Data entries:
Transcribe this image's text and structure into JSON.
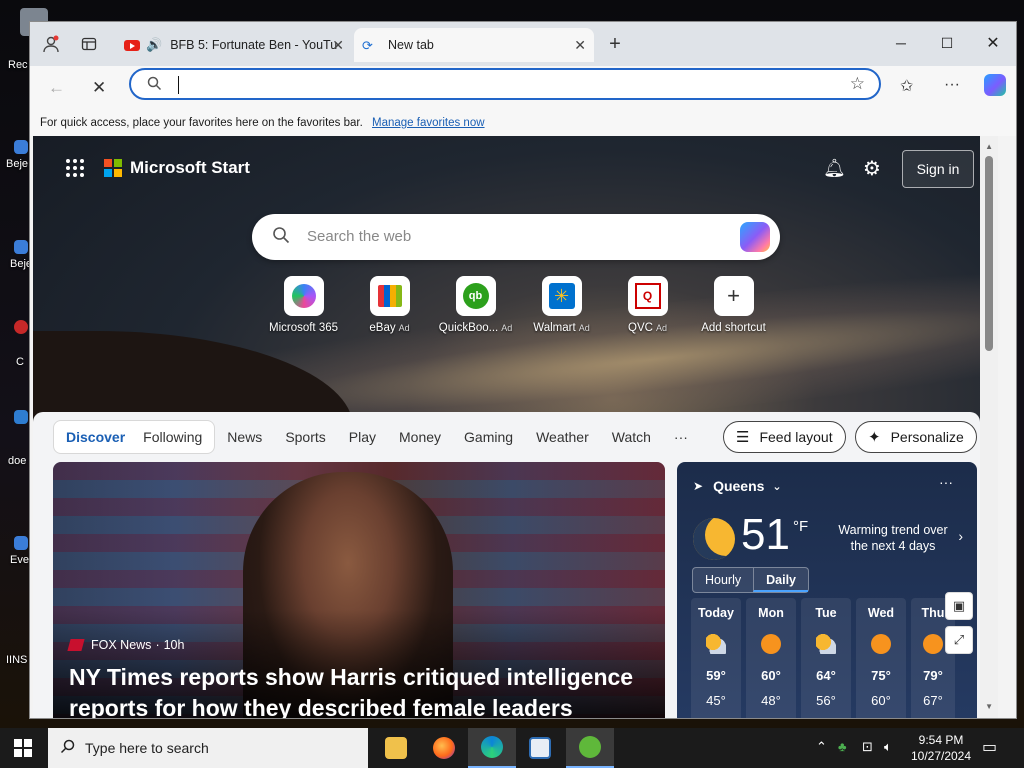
{
  "browser": {
    "tabs": [
      {
        "title": "BFB 5: Fortunate Ben - YouTu"
      },
      {
        "title": "New tab"
      }
    ],
    "address": {
      "value": ""
    },
    "favbar": {
      "text": "For quick access, place your favorites here on the favorites bar.",
      "link": "Manage favorites now"
    }
  },
  "start_page": {
    "brand": "Microsoft Start",
    "sign_in": "Sign in",
    "search_placeholder": "Search the web",
    "shortcuts": [
      {
        "label": "Microsoft 365",
        "ad": ""
      },
      {
        "label": "eBay",
        "ad": "Ad"
      },
      {
        "label": "QuickBoo...",
        "ad": "Ad"
      },
      {
        "label": "Walmart",
        "ad": "Ad"
      },
      {
        "label": "QVC",
        "ad": "Ad"
      },
      {
        "label": "Add shortcut",
        "ad": ""
      }
    ],
    "feed_tabs": {
      "discover": "Discover",
      "following": "Following"
    },
    "nav_links": [
      "News",
      "Sports",
      "Play",
      "Money",
      "Gaming",
      "Weather",
      "Watch",
      "···"
    ],
    "feed_layout": "Feed layout",
    "personalize": "Personalize",
    "news": {
      "source": "FOX News",
      "age": "10h",
      "title": "NY Times reports show Harris critiqued intelligence reports for how they described female leaders"
    },
    "weather": {
      "location": "Queens",
      "temp": "51",
      "unit": "°F",
      "trend": "Warming trend over the next 4 days",
      "tabs": [
        "Hourly",
        "Daily"
      ],
      "days": [
        {
          "name": "Today",
          "hi": "59°",
          "lo": "45°",
          "icon": "partly-cloudy-icon"
        },
        {
          "name": "Mon",
          "hi": "60°",
          "lo": "48°",
          "icon": "sunny-icon"
        },
        {
          "name": "Tue",
          "hi": "64°",
          "lo": "56°",
          "icon": "partly-cloudy-icon"
        },
        {
          "name": "Wed",
          "hi": "75°",
          "lo": "60°",
          "icon": "sunny-icon"
        },
        {
          "name": "Thu",
          "hi": "79°",
          "lo": "67°",
          "icon": "sunny-icon"
        }
      ]
    }
  },
  "taskbar": {
    "search_placeholder": "Type here to search",
    "time": "9:54 PM",
    "date": "10/27/2024"
  },
  "desktop_labels": [
    "Rec",
    "Beje",
    "Beje",
    "C",
    "doe",
    "Eve",
    "IINS"
  ]
}
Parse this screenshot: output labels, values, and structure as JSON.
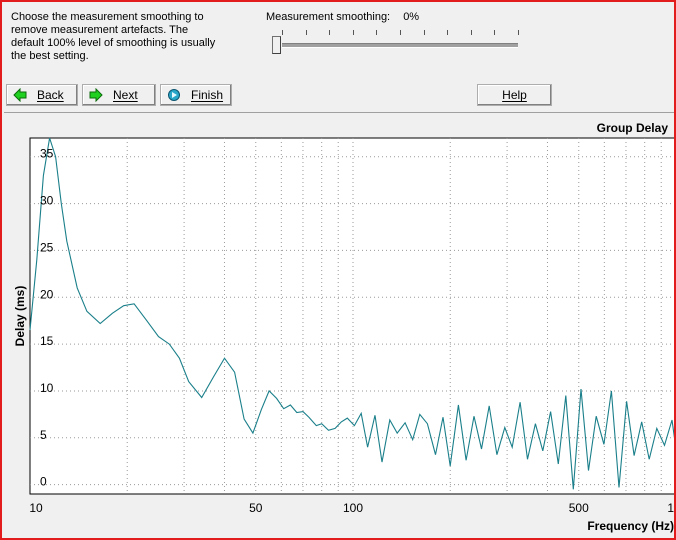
{
  "window": {
    "border_color": "#e21c1c"
  },
  "instructions": {
    "text": "Choose the measurement smoothing  to\nremove measurement artefacts.  The\ndefault 100% level of smoothing is usually\nthe best setting."
  },
  "smoothing": {
    "label": "Measurement smoothing:",
    "value": "0%",
    "level_percent": 0
  },
  "buttons": {
    "back": "Back",
    "next": "Next",
    "finish": "Finish",
    "help": "Help"
  },
  "icons": {
    "back": "green-left-arrow-icon",
    "next": "green-right-arrow-icon",
    "finish": "finish-dot-icon"
  },
  "chart_data": {
    "type": "line",
    "title": "Group Delay",
    "xlabel": "Frequency (Hz)",
    "ylabel": "Delay (ms)",
    "x_scale": "log",
    "xlim": [
      10,
      1000
    ],
    "ylim": [
      -1,
      37
    ],
    "x_tick_labels": [
      {
        "value": 10,
        "label": "10"
      },
      {
        "value": 50,
        "label": "50"
      },
      {
        "value": 100,
        "label": "100"
      },
      {
        "value": 500,
        "label": "500"
      },
      {
        "value": 1000,
        "label": "1"
      }
    ],
    "y_ticks": [
      0,
      5,
      10,
      15,
      20,
      25,
      30,
      35
    ],
    "grid": true,
    "line_color": "#1a7f8a",
    "series": [
      {
        "x": [
          10,
          10.5,
          11,
          11.5,
          12,
          12.5,
          13,
          14,
          15,
          16.5,
          18,
          19.5,
          21,
          23,
          25,
          27,
          29,
          31,
          34,
          37,
          40,
          43,
          46,
          49,
          52,
          55,
          58,
          61,
          64,
          67,
          70,
          73,
          77,
          80,
          84,
          88,
          92,
          96,
          101,
          106,
          111,
          117,
          123,
          130,
          137,
          145,
          153,
          161,
          170,
          180,
          190,
          200,
          212,
          224,
          237,
          250,
          264,
          279,
          295,
          311,
          329,
          347,
          367,
          387,
          409,
          432,
          456,
          481,
          508,
          536,
          566,
          598,
          631,
          666,
          703,
          742,
          783,
          826,
          872,
          921,
          972,
          1000
        ],
        "y": [
          16.5,
          24,
          33,
          37,
          35,
          30,
          26,
          21,
          18.5,
          17.2,
          18.3,
          19.1,
          19.3,
          17.5,
          15.8,
          15,
          13.5,
          11,
          9.3,
          11.5,
          13.5,
          12,
          7,
          5.5,
          8,
          10,
          9.2,
          8.1,
          8.5,
          7.7,
          7.8,
          7.2,
          6.3,
          6.5,
          5.8,
          6.0,
          6.7,
          7.1,
          6.3,
          7.6,
          4.0,
          7.4,
          2.4,
          6.9,
          5.5,
          6.6,
          4.8,
          7.5,
          6.5,
          3.2,
          7.2,
          2.0,
          8.5,
          2.6,
          7.3,
          3.8,
          8.4,
          3.2,
          6.1,
          4.0,
          8.8,
          2.7,
          6.5,
          3.6,
          7.8,
          2.2,
          9.5,
          -0.5,
          10.2,
          1.5,
          7.3,
          4.3,
          10.0,
          -0.3,
          8.9,
          3.1,
          6.7,
          2.7,
          6.0,
          4.2,
          6.9,
          3.8
        ]
      }
    ]
  }
}
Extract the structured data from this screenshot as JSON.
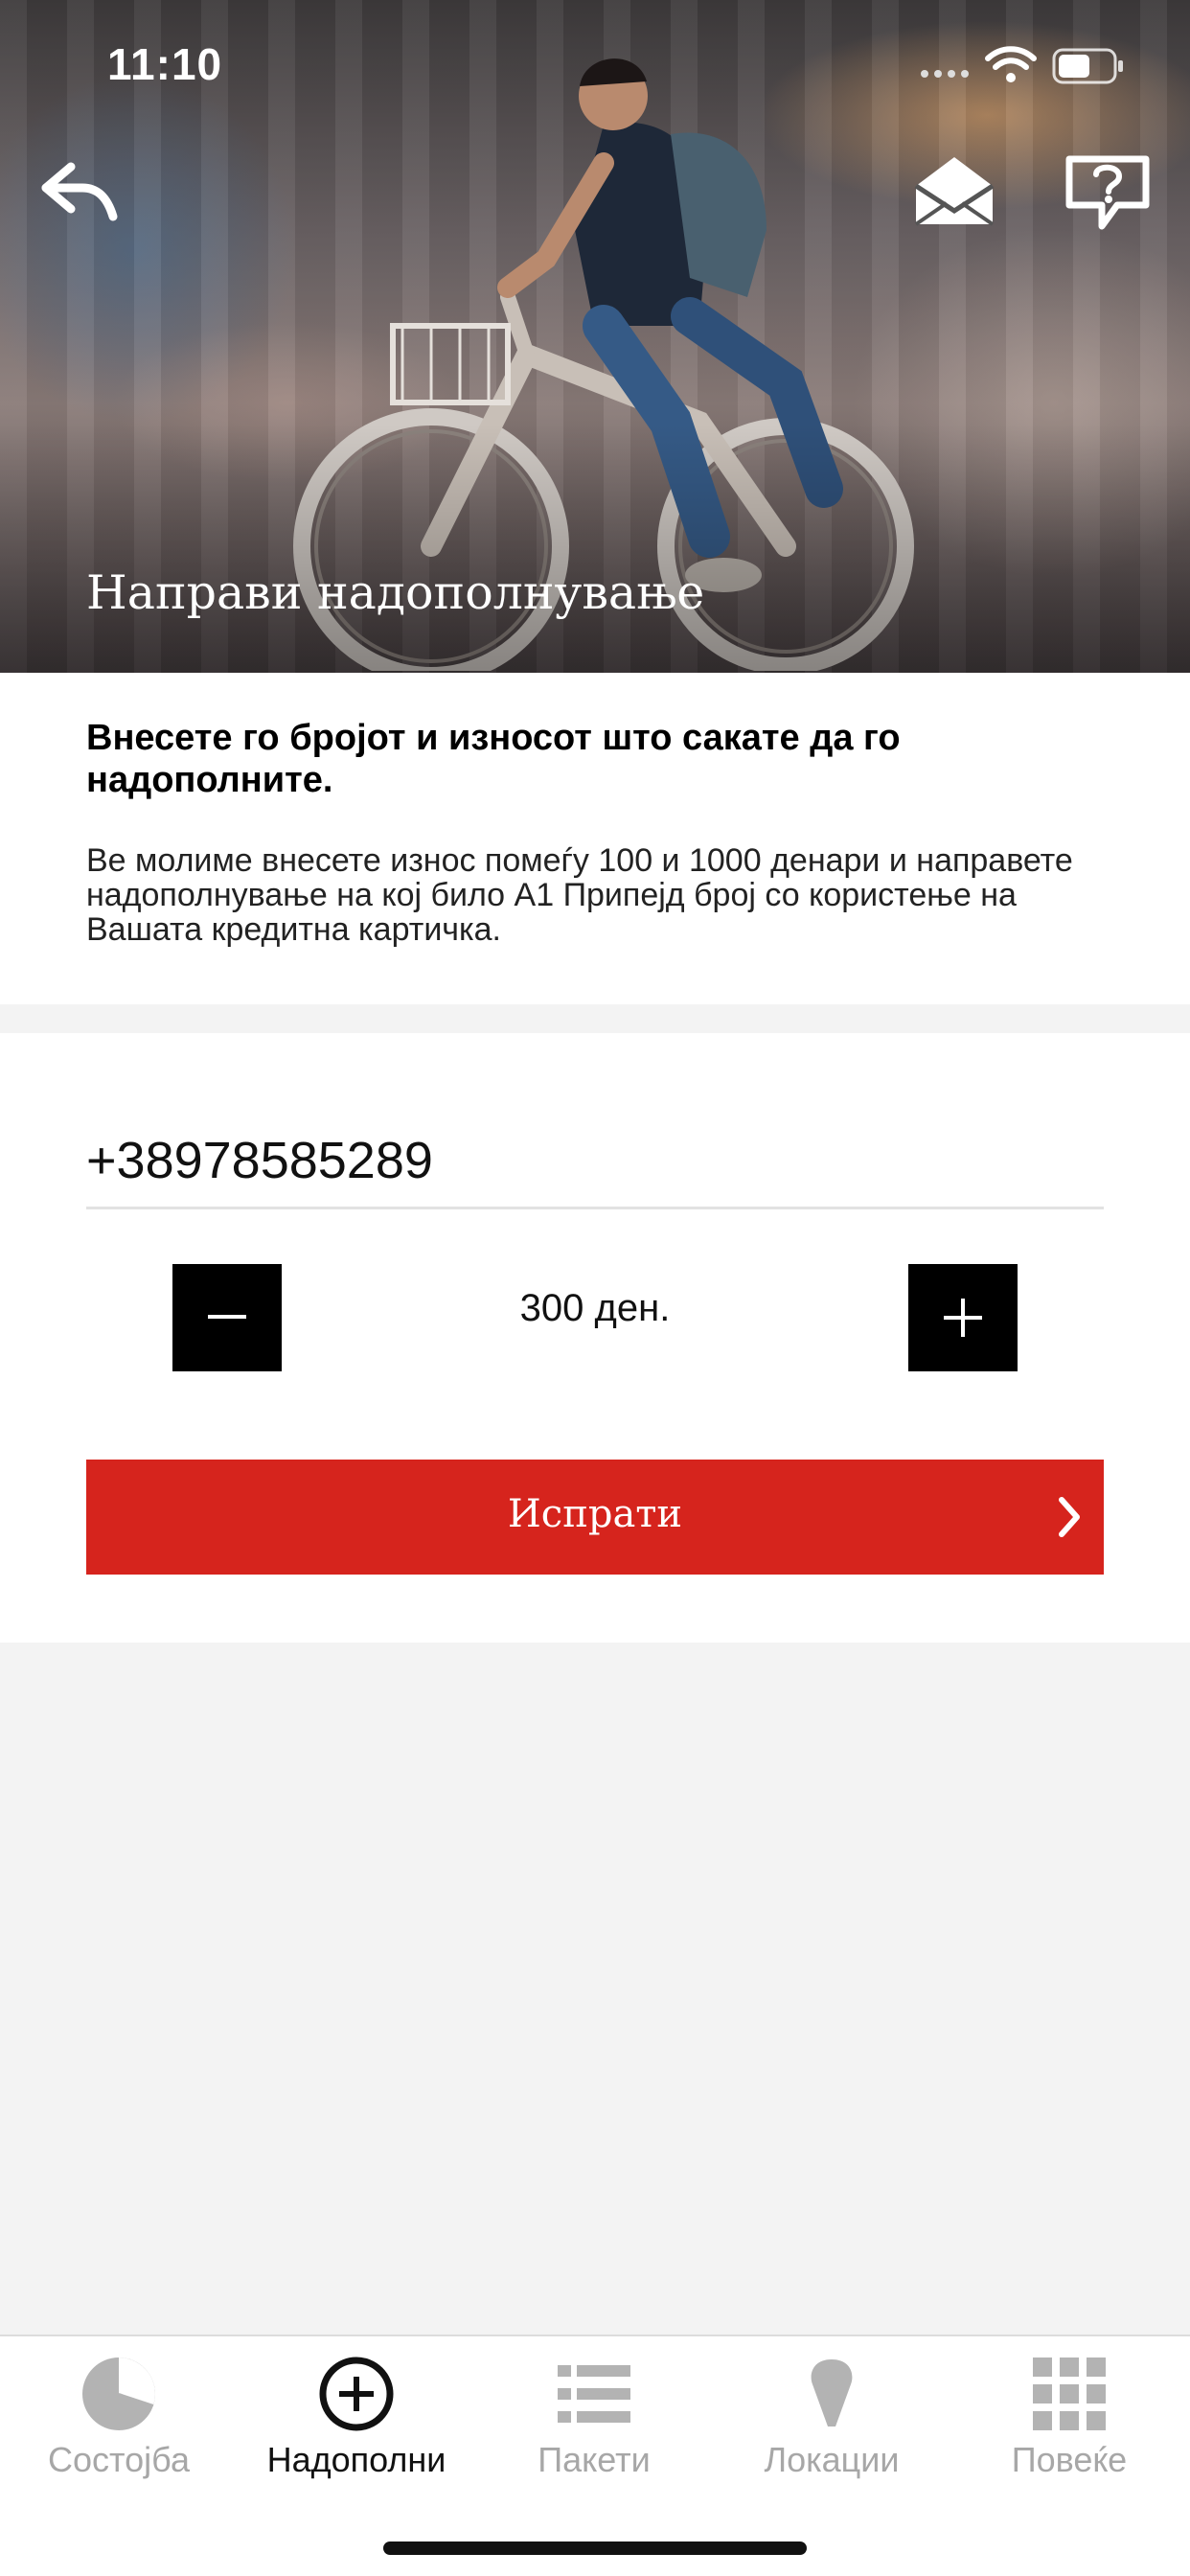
{
  "status_bar": {
    "time": "11:10"
  },
  "hero": {
    "title": "Направи надополнување"
  },
  "info": {
    "heading": "Внесете го бројот и износот што сакате да го надополните.",
    "description": "Ве молиме внесете износ помеѓу 100 и 1000 денари и направете надополнување на кој било А1 Припејд број со користење на Вашата кредитна картичка."
  },
  "form": {
    "phone_value": "+38978585289",
    "amount": "300 ден.",
    "submit_label": "Испрати"
  },
  "tabs": [
    {
      "label": "Состојба",
      "icon": "pie-chart-icon",
      "active": false
    },
    {
      "label": "Надополни",
      "icon": "plus-circle-icon",
      "active": true
    },
    {
      "label": "Пакети",
      "icon": "list-icon",
      "active": false
    },
    {
      "label": "Локации",
      "icon": "location-pin-icon",
      "active": false
    },
    {
      "label": "Повеќе",
      "icon": "grid-icon",
      "active": false
    }
  ],
  "colors": {
    "accent": "#d6241d",
    "tab_inactive": "#a7a7a7",
    "tab_active": "#111111"
  }
}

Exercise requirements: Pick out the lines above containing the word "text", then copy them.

Result for this task:
Transcribe this image's text and structure into JSON.
      "text": "For quick access, place your favorites here on the favorites bar.",
    "text": "Choose the measurement smoothing  to\nremove measurement artefacts.  The\ndefault 100% level of smoothing is usually\nthe best setting."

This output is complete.